Case study

When analysing the Football Association, you wouldn’t think it could be an organisation with retention worries.

Recruitment for football’s top jobs are passionately debated in pubs and clubs across the country, and many footie-mad fans would love to work within the bosom of the footballing establishment and the employer of the England team.

However, Paul Nolan, HR director at the FA, faces a related concern – staff do not want to leave. With a combination of the elegant surroundings of Soho Square and the amount of extra curricular training on offer, from non-work related courses and degrees to MBAs, it is not surprising why.

"I must be the only HR guy in the world who doesn’t worry about turnover as much as you normally would because we don’t have many people who want to leave," he says.

The turnover rate among the organisation’s 250 staff – the majority of which have joined in the last two to three years – is about 4%.

Nolan accepts that low staff turnover can cause problems. So in order to deal with them, and to ensure that employees are not overstaying their welcome alongside Sven Goran Eriksson, the FA operates a performance management system that highlights talented employees and makes sure that their potential is being developed, as well as helping other team members to improve.

Case study

Yahoo! has grown at a blistering rate. In the last twelve months, the number of employees in Europe has increased from 400 to 1,350.

Although retention has never been a problem in the past, Stuart Crabb, human resources director at Yahoo! Europe, understands that this could change suddenly. "Yahoo’s gone from being a very large, recognisable brand, but really quite a small information and media business, to a much larger media entertainment organisation. While our retention is very low, it’s one of those things that could change really quickly. So you have to stay ahead of what’s happening in the market."

"Low turnover is absolutely not always a good thing. Most HR people regard a healthy level of turnover as good for the organisation because it creates space inside the company for fresh faces and fresh ideas. What you need to do is understand what the norm is and what is acceptable in your market space," explains Crabb.

To ensure that Yahoo’s retention strategy is working properly, Crabb says that while he constantly updates the benefits on offer, measuring performance is also essential. "Our turnover has been historically low but at the same time we do look aggressively at performance.
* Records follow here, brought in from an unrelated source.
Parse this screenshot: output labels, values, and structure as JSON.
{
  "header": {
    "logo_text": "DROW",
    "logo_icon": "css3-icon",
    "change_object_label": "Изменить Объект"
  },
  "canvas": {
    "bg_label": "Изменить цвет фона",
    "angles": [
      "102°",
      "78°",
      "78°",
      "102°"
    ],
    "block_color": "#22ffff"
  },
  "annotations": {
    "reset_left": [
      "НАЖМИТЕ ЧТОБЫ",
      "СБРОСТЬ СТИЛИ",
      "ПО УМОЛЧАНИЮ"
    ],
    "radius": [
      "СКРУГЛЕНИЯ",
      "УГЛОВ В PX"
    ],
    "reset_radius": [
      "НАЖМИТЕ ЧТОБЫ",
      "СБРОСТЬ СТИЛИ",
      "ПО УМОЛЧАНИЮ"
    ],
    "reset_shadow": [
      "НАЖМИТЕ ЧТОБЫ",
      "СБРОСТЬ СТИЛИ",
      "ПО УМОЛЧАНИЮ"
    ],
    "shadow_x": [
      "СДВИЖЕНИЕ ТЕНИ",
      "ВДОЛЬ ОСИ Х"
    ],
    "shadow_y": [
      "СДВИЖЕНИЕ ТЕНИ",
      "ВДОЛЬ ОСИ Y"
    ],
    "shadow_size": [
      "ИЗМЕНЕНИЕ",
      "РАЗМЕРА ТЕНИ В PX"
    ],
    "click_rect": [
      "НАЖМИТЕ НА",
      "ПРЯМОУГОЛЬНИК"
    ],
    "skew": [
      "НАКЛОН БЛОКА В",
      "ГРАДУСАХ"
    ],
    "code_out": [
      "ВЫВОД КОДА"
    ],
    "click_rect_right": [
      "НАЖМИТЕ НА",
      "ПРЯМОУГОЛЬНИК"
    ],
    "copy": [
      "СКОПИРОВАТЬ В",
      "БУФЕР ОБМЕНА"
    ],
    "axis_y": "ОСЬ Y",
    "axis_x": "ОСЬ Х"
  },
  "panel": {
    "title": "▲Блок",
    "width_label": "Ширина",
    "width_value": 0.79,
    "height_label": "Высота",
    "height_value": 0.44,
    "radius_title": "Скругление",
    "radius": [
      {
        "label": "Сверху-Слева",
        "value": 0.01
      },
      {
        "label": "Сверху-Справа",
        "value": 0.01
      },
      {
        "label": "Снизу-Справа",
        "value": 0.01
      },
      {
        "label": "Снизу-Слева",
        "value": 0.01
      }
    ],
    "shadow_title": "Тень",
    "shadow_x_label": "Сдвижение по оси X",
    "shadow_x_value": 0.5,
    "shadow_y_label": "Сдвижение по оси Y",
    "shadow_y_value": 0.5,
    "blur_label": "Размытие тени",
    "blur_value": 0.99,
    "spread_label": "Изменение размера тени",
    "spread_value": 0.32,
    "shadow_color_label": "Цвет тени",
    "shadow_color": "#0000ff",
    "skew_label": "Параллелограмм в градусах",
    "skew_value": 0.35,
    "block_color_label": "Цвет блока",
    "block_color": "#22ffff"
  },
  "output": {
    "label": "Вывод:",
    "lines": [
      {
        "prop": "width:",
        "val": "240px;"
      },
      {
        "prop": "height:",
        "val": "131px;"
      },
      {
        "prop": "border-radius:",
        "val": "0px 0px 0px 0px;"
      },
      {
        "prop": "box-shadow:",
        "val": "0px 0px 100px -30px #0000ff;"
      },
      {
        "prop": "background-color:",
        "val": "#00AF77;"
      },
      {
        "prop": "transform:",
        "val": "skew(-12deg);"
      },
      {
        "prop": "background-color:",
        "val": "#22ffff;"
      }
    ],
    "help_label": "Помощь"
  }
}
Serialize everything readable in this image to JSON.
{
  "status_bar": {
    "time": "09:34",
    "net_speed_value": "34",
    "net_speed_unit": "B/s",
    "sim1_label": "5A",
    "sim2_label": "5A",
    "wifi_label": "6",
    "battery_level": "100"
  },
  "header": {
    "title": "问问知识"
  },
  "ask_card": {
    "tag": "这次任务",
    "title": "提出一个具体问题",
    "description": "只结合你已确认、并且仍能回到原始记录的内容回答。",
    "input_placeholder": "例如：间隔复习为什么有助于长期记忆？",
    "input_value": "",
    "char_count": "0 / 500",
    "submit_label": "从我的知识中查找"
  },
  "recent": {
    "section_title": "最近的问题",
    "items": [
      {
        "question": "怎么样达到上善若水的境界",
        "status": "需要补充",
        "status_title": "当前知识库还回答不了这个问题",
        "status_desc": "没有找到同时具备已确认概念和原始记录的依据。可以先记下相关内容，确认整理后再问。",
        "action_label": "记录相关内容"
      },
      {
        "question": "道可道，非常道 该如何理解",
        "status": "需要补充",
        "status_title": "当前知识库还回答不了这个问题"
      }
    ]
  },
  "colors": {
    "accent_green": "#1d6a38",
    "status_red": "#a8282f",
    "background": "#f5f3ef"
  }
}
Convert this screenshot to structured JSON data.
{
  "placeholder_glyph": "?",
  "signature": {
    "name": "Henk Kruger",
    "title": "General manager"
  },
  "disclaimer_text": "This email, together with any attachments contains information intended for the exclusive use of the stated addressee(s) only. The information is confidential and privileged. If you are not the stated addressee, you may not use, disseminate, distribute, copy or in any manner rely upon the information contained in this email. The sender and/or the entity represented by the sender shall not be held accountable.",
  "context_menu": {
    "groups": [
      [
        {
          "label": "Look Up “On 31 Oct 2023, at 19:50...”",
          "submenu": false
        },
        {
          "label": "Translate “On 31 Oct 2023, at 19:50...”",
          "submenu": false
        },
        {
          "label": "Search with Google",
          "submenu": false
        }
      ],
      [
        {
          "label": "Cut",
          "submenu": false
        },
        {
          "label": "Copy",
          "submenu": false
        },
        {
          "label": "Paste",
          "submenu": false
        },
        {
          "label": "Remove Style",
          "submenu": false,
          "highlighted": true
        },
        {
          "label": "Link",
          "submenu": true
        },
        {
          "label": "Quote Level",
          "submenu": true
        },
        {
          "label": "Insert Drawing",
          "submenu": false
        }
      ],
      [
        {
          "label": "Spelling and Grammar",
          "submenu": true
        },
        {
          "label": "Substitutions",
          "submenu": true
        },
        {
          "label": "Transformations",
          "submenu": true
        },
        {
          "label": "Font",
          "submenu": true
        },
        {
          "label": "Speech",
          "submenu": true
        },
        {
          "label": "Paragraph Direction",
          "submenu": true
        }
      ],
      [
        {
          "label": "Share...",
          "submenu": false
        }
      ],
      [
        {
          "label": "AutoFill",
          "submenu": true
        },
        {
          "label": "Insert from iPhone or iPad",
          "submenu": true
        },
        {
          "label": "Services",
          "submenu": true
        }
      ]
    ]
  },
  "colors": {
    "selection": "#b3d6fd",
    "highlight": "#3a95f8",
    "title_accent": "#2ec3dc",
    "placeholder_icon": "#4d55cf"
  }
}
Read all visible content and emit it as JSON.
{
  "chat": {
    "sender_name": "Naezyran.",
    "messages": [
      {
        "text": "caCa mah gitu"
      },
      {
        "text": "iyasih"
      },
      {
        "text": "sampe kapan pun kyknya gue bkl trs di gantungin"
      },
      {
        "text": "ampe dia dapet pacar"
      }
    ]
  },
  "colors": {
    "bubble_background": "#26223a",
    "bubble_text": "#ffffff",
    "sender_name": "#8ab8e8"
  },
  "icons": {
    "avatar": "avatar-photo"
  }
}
We consistently and relentlessly review and manage poor performance out of the business.

"Two or three years ago Yahoo! was about foosball tables and beer on Fridays. And there is still a place for that at Yahoo! but I get far more people talking to me about our retirement pension plan than I ever get asking if they can have more money behind the bar on Friday." This has led to a recent review of the company’s pension options as well as the introduction of flexible benefits, which it hopes to complete later this year.

Avoid being snared by shares

In the past share schemes have been accused of prolonging a bored employee’s tenure at an organisation by forcing staff to stay for a period of time before they can sell their shares or financially gain through a sharesave scheme. However, while introducing performance targets into share incentive plans and other all employee schemes would be difficult, Janet Cooper, head of global employee incentives at law firm Linklaters, is confident that such schemes don’t lead to employees just twiddling their thumbs.

"People can get salary trapped with pay and incentives, especially if the [share] incentives are great. If you look at Microsoft and the money they would have been making in their heyday, it would have taken a big decision to leave somewhere like that. But if the scheme is well-designed and you have strong HR policies that are performance driven, such as appraisals and personal targets, and they’re managed effectively so people know when they have to leave, then it shouldn’t be a problem," she says.